This is what they looked like when they came back from the test knitter, oops! I couldn’t show you yet when I posted about my grafting adventure this summer.) Not the proportions I intended.
And look: They’re on the cover!
The Merry Knitmas Collection has patterns for these stockings and a lot more holiday home fun! You can order it as a hard copy book, or as a pdf download from the Knit Picks site.
I’m having a little giveaway. Leave a comment on this blog post and tell me who you want to knit these stockings for. I’ll do a random drawing on October 18, and the winner will receive the Merry Knitmas e-book. Ready? Go!
My last Christmas stocking made it home in time for the holiday. The red one is the Super Cabled Christmas Stocking in Knit Picks The Big Cozy.
We started the day with the (adult) kids, serving up a mimosa brunch with waffle iron hash browns and brisket scrambled eggs (leftover brisket from Tuesday’s end of Hanukkah celebration).
Prime rib is in the oven, and extended family is due at 5 p.m. Hope you’re having a peaceful day, whether or not you celebrate Christmas! Did you receive any crafty gifts? My friend Carole gave me an Ott light, which will be very helpful for beadwork. It’s going to Crafty Moms weekend with me, for sure.
Thanks for sharing your Christmas stocking traditions with me! It sounds like many people use the Christmas stocking to hold off the main event gift opening until after coffee and mimosas civilize us. Very wise.
This is Anne‘s Christmas stocking that she knit for her granddaughter Sophie. Gorgeous! This is Sophie of Sophie’s Rose, the shawl Anne commissioned me to design in her honor. Thanks for sharing your picture, Anne!
I forgot about my other set of Christmas stockings. I wrote this pattern for a class I taught at church. It’s a perfect tiny stocking, complete with heel turn. If you want to learn to knit a sock on dpns, this is a good learning tool. And you only have to make one.
But they’re like potato chips, you just want more.
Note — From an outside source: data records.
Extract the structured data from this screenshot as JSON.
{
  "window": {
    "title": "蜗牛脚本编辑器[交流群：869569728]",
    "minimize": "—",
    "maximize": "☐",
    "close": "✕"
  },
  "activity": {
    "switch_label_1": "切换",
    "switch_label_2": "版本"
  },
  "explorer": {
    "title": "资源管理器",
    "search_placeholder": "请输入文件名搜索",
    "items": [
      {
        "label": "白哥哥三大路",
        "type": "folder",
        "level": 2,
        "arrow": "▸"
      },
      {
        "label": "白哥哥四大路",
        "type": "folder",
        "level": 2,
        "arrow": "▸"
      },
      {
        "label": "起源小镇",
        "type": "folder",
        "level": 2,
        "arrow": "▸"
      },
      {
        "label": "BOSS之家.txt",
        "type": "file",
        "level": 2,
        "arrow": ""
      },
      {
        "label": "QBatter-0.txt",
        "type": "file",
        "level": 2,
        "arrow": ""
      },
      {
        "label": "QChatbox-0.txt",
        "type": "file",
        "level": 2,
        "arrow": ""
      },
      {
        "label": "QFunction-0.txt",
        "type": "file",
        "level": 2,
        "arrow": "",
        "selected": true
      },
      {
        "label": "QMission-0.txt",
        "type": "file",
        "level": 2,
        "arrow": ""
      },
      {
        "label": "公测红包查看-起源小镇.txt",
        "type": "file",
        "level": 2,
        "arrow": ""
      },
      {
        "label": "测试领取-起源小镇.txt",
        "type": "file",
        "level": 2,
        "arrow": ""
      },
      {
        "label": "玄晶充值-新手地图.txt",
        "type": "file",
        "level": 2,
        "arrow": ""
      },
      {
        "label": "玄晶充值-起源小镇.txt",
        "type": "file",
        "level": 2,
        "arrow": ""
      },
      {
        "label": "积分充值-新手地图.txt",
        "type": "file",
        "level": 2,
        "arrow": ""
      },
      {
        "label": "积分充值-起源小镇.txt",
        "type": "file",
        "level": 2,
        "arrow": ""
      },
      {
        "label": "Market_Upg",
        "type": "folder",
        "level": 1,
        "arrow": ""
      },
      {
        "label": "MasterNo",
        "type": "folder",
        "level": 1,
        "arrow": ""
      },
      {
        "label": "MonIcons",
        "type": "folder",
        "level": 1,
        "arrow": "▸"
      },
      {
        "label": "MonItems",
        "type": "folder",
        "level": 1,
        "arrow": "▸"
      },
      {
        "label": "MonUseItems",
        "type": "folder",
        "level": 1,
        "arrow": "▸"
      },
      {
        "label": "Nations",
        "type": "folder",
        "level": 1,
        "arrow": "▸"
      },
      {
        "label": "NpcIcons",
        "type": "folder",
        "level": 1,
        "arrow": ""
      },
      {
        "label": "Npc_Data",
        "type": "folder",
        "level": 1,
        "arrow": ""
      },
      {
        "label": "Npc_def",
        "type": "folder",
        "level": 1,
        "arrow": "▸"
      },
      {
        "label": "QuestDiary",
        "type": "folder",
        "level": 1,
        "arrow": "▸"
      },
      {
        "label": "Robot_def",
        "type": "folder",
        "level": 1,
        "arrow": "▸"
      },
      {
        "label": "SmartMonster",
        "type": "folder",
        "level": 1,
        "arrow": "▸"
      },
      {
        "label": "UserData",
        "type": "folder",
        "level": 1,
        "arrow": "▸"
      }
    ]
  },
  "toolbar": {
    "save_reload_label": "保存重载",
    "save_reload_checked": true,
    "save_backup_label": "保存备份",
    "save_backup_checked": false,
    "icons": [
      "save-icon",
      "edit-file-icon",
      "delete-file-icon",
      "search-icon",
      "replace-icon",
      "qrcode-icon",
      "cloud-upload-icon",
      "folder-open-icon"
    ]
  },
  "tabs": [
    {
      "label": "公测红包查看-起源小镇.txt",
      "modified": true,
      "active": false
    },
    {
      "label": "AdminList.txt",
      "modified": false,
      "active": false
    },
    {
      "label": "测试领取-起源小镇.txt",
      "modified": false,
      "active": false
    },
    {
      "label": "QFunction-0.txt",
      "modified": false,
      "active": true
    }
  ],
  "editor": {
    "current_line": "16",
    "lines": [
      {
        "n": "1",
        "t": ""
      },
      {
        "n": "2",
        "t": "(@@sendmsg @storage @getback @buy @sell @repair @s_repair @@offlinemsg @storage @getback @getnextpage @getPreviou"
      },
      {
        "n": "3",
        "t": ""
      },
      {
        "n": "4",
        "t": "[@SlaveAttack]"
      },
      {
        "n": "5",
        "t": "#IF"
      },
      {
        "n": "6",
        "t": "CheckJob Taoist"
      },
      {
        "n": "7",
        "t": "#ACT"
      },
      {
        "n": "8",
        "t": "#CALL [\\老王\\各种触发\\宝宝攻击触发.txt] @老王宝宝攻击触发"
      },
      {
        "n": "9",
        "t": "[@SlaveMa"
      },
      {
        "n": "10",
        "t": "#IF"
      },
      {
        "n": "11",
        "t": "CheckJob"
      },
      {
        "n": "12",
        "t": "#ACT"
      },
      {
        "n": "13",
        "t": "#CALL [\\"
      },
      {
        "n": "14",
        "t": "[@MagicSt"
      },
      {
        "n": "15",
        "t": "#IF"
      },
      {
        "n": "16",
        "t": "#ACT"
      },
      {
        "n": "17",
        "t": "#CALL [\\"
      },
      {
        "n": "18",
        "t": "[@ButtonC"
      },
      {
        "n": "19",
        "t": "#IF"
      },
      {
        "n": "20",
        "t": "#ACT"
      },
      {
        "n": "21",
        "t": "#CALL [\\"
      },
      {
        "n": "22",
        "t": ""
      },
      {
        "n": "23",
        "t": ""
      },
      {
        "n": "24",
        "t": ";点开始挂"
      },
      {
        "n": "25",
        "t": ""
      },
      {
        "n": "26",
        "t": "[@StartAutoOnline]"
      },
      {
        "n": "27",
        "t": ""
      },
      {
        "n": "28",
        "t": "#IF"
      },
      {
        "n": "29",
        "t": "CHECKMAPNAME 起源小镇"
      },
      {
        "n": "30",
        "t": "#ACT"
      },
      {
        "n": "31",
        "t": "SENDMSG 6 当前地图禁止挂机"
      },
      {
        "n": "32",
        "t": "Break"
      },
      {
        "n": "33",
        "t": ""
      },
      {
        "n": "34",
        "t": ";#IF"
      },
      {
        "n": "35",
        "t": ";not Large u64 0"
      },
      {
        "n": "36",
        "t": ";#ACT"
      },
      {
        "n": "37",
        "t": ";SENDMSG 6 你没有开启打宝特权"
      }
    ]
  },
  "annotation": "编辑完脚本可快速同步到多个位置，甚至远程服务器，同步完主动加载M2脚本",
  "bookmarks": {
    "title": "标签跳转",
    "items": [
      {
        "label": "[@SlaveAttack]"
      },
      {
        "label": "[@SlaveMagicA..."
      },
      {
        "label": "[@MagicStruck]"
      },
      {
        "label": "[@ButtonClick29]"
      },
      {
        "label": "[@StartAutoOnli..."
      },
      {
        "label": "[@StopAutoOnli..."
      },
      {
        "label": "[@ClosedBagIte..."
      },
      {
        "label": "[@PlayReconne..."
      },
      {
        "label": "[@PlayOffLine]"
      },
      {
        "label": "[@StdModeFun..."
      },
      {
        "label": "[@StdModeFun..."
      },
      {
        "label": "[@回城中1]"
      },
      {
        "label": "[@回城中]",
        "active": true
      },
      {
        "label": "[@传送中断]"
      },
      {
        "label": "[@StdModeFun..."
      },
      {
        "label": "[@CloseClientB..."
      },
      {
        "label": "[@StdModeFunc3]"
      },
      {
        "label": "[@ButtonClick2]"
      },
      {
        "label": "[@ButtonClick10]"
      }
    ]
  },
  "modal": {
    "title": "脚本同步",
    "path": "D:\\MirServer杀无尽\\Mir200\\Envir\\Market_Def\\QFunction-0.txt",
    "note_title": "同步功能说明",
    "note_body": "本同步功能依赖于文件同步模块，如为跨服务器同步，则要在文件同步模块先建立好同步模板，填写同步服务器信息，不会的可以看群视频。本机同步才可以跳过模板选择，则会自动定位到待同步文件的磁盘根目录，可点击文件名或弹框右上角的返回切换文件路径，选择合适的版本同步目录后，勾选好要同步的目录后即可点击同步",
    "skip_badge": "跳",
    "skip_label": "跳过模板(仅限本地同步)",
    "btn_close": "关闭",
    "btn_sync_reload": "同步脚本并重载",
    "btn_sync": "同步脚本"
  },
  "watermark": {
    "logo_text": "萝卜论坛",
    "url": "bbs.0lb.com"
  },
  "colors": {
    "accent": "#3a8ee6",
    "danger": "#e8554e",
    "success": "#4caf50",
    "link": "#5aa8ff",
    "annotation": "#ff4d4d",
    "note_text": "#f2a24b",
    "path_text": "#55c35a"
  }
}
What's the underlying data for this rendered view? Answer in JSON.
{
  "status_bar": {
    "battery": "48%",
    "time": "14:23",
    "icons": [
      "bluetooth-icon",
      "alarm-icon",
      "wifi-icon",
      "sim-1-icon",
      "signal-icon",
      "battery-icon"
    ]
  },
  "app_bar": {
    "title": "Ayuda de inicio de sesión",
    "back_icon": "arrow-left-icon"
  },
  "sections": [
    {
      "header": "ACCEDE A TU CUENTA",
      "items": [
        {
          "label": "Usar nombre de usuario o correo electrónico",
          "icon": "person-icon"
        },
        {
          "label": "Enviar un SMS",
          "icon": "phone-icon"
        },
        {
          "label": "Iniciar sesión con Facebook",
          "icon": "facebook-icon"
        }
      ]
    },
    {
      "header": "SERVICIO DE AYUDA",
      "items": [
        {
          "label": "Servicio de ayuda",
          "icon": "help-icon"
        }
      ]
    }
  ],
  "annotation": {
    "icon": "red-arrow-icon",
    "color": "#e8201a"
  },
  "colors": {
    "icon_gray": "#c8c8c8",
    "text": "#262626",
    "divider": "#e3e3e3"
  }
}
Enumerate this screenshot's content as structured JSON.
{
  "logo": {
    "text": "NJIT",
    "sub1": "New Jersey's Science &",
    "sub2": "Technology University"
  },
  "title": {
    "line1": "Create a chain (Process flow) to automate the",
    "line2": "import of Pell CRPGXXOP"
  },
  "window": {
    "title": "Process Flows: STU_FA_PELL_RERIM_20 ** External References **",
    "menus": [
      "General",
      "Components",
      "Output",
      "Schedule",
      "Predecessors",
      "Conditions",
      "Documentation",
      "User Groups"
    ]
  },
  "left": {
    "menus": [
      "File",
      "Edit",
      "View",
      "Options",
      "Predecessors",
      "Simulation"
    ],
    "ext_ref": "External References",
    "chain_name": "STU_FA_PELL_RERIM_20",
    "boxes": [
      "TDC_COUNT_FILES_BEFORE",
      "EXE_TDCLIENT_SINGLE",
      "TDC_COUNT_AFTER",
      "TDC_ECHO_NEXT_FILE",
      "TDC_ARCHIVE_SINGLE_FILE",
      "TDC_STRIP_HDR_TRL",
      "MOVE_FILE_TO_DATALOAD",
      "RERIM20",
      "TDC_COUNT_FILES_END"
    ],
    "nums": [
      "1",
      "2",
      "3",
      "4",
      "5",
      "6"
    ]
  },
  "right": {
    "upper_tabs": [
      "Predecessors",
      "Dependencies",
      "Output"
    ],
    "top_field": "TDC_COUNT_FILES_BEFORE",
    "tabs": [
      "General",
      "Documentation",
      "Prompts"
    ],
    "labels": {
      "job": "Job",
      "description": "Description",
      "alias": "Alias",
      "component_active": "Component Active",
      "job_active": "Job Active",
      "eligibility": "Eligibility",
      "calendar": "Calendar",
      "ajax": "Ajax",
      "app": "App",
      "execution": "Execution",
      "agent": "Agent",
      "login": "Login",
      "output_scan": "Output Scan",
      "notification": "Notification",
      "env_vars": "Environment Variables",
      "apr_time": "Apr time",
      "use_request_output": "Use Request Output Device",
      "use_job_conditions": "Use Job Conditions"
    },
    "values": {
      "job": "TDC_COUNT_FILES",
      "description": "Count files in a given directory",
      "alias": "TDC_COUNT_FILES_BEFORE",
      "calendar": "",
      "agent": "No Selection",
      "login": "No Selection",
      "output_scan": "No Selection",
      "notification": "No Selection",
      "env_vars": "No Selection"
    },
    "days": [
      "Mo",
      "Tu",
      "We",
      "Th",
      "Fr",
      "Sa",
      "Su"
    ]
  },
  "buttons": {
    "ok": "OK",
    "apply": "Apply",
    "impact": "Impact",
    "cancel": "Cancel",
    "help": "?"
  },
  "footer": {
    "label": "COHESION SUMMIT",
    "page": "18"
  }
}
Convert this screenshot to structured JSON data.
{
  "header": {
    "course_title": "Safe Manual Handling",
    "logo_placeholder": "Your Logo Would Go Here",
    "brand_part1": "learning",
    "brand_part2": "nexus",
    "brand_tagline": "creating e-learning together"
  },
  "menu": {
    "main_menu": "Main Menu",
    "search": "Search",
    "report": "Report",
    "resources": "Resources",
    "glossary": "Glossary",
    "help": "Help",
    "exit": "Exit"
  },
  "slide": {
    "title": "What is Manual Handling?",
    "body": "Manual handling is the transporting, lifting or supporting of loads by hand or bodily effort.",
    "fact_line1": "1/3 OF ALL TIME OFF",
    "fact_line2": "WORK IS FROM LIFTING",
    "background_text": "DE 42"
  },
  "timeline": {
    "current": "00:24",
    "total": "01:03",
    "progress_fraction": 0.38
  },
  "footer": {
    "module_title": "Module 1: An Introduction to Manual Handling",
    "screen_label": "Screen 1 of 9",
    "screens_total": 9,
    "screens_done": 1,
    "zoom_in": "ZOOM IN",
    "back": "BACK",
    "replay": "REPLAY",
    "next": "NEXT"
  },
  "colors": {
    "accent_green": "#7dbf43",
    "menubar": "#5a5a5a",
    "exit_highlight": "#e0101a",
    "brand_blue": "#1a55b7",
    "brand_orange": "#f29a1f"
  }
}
The pattern is free, here: Christmas mini-stockings
Speaking of cute and free, I’ve been making more of these.
I gave away last year’s batch, and felt that I needed some more. Free pattern here, Korknisse by Manne. A nice little diversion from some gift knitting…
Are you ready for Christmas, those of you who celebrate? We’re also gearing up for our annual Hanukkah dinner party, which will be on Tuesday. We’ll be lighting ALL the candles. Happy merry GO!
Does this look like the home of a knitter?
I knit Christmas stockings for our family about 15 years ago. The snowflake stockings came first.
After that? Variations on the theme. I knit the piano stocking next. (I was playing a lot as an adult student back then.)
My younger son wanted dancing people.
Of course, we needed a stocking for the cat.
This year, I designed the super bulky Super Cabled Christmas Stocking.
We’re not a family of six, even though our fireplace gives that impression!
Our tradition is to open stocking gifts before Christmas breakfast. It was a way of holding off the wrapping paper frenzy until I was ready to face the day. It still works, even with grown kids! Now we add mimosas to that breakfast.
Do you have a Christmas stocking tradition at your house?